    Return to citation in text: [1]
  30. Ilies, L.; Chen, Q.; Zeng, X.; Nakamura, E. J. Am. Chem. Soc. 2011, 133, 5221–5223. doi:10.1021/ja200645w
    Return to citation in text: [1]
  31. Li, B.; Wu, Z.-H.; Gu, Y.-F.; Sun, C.-L.; Wang, B.-Q.; Shi, Z.-J. Angew. Chem., Int. Ed. 2011, 50, 1109–1113. doi:10.1002/anie.201005394
    Return to citation in text: [1]
  32. Yao, T.; Hirano, K.; Satoh, T.; Miura, M. Angew. Chem., Int. Ed. 2012, 51, 775–779. doi:10.1002/anie.201106825
    Return to citation in text: [1]

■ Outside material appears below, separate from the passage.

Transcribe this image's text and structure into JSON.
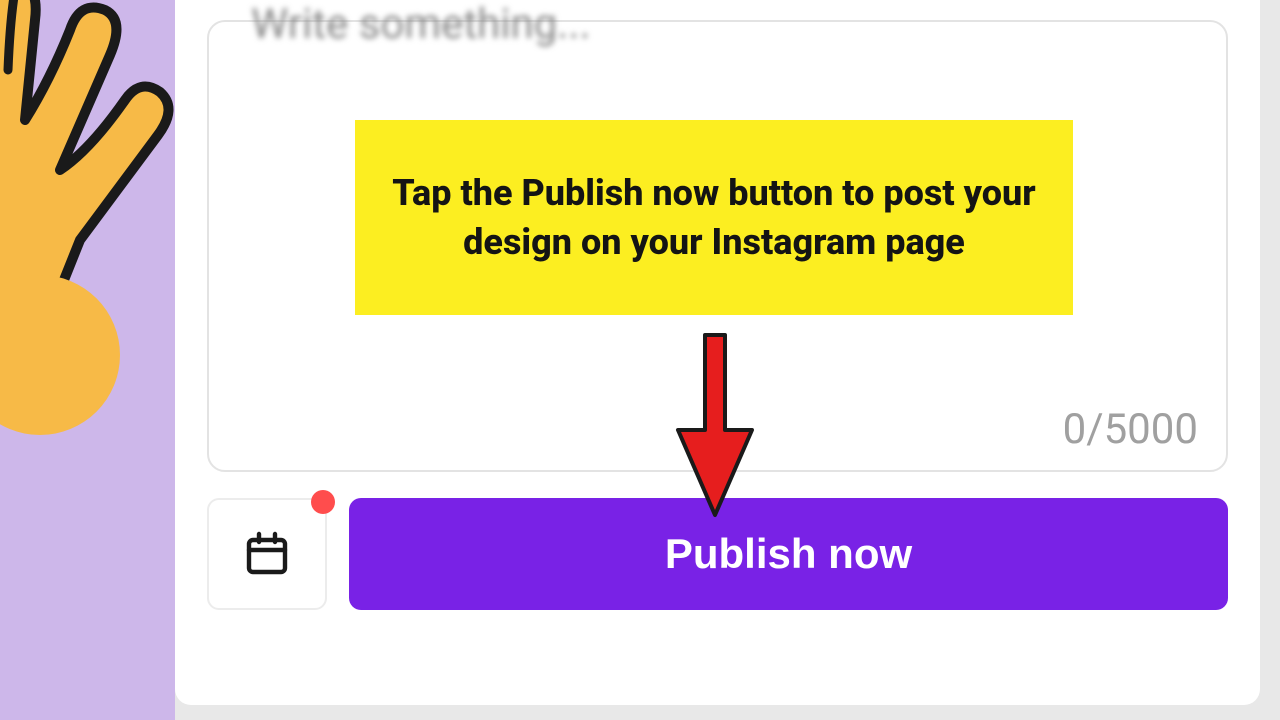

  33. Ding, Z.; Yoshikai, N. Angew. Chem., Int. Ed. 2012, 51, 4698–4701. doi:10.1002/anie.201200019
    Return to citation in text: [1] [2] [3]
  34. Ackermann, L.; Lygin, A. V. Org. Lett. 2011, 13, 3332–3335. doi:10.1021/ol2010648

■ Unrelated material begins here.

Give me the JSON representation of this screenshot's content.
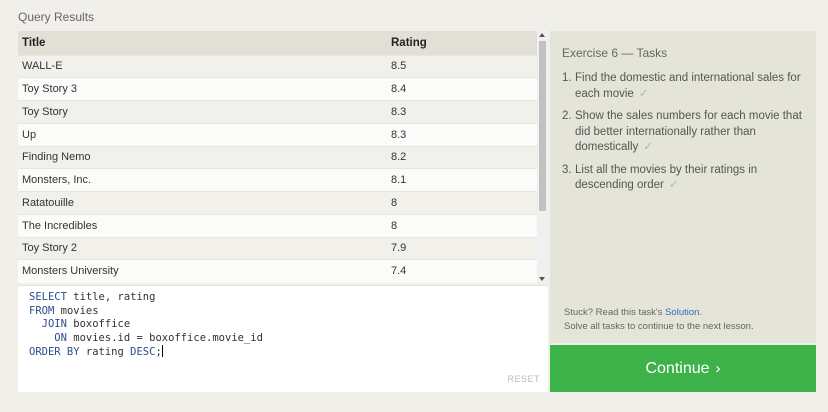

    Return to citation in text: [1]
  35. Gao, K.; Yoshikai, N. Angew. Chem., Int. Ed. 2011, 50, 6888–6892. doi:10.1002/anie.201101823
    Return to citation in text: [1] [2]
  36. Schipper, D. J.; Hutchinson, M.; Fagnou, K. J. Am. Chem. Soc. 2010, 132, 6910–6911. doi:10.1021/ja103080d
    Return to citation in text: [1]

© 2012 Ding and Yoshikai; licensee Beilstein-Institut.
This is an Open Access article under the terms of the Creative Commons Attribution License (http://creativecommons.org/licenses/by/2.0), which permits unrestricted use, distribution, and reproduction in any medium, provided the original work is properly cited.
The license is subject to the Beilstein Journal of Organic Chemistry terms and conditions: (http://www.beilstein-journals.org/bjoc)

 
Back to Article List